Since March 1, Richmond have been issuing fines to road users who were caught running their engines while it was stationary.

Idling rules also fall under section 42 of the Road Traffic Act 1988 which enforces rule 123 of the Highway Code.

Cllr Alexander Ehmann, Richmond Council Chair of the Transport and Air Quality Committee, said: “It’s our ambition to make this borough a leader in the crucial fight to improve air quality in London.

“One of the biggest contributors to poor air quality is the harmful emissions produced by drivers leaving their engines running whilst stopped for lengthy periods.

“This is about changing behaviour. It isn’t about issuing fines.”

Idling mainly occurs through traffic however, the Council claim that there are other cases - such as waiting at level crossings and waiting outside businesses or schools, where drivers should turn off their engines.

The council also suggest that around 150 balloons of exhaust emissions per minute are produced through car idling.

These emissions are also linked to harmful chemicals like cyanide, NOx and PM2.5 which are also released every minute.

The Royal College of Physicians also suggest that around 40,000 deaths a year are related to air pollution.

Cllr Ehmann added: “However, since March our parking enforcement officers have had the powers to fine those who refuse to turn off their engines when asked.

“They have spoken to hundreds of drivers and nearly all have turned off their engines and, moving forward we have invested further funding to recruit more officers.

“This means we will have even more resource to educate drivers and encourage them to switch-off.
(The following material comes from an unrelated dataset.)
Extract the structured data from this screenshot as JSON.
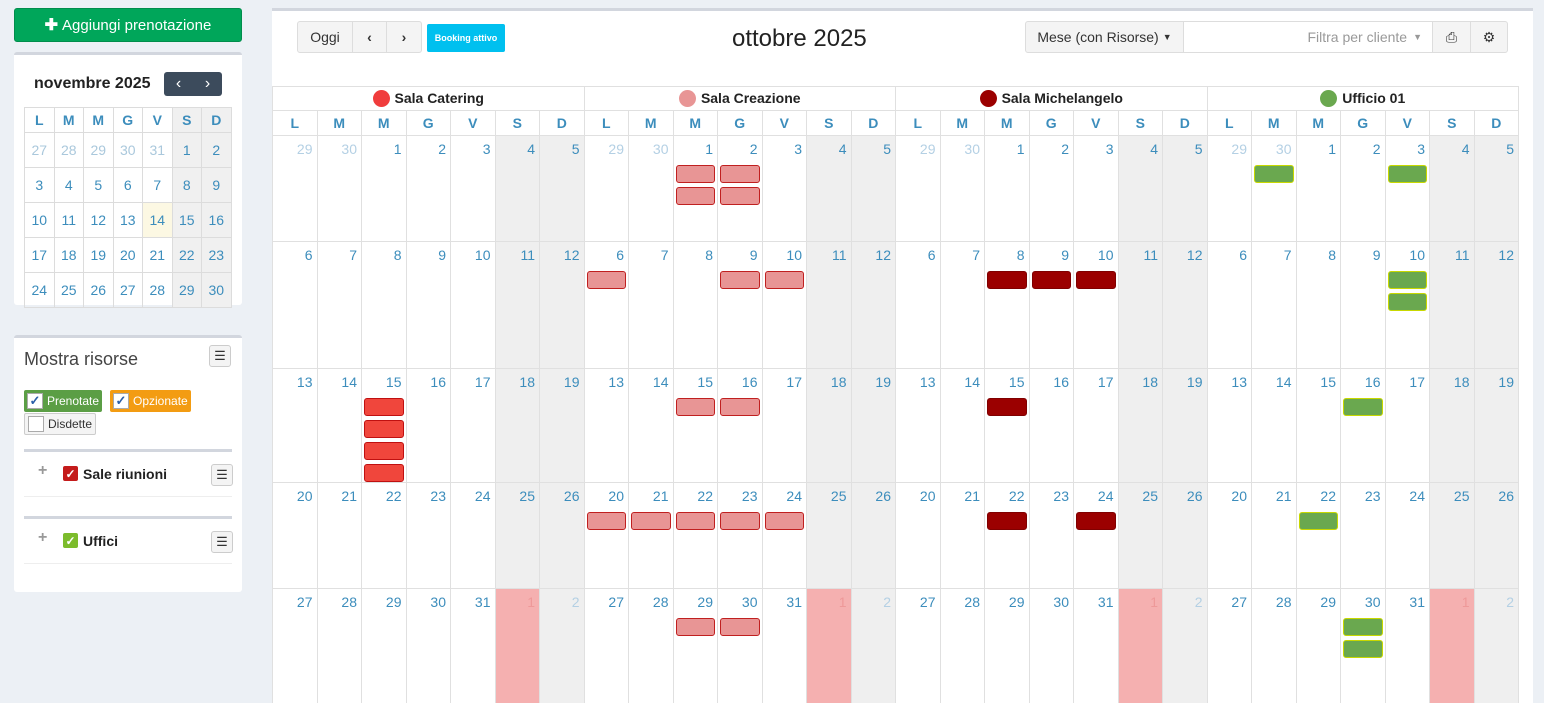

“We are also asking people to pledge that they won’t leave their engines idling. Nearly 800 people have so far signed up and I don’t see why all drivers in the borough shouldn’t make the pledge.

“There is simply no reason for anyone to be idling their engine – whether stopped at level crossings, making deliveries or on the school run – the costs to everyone’s health is serious and avoidable.”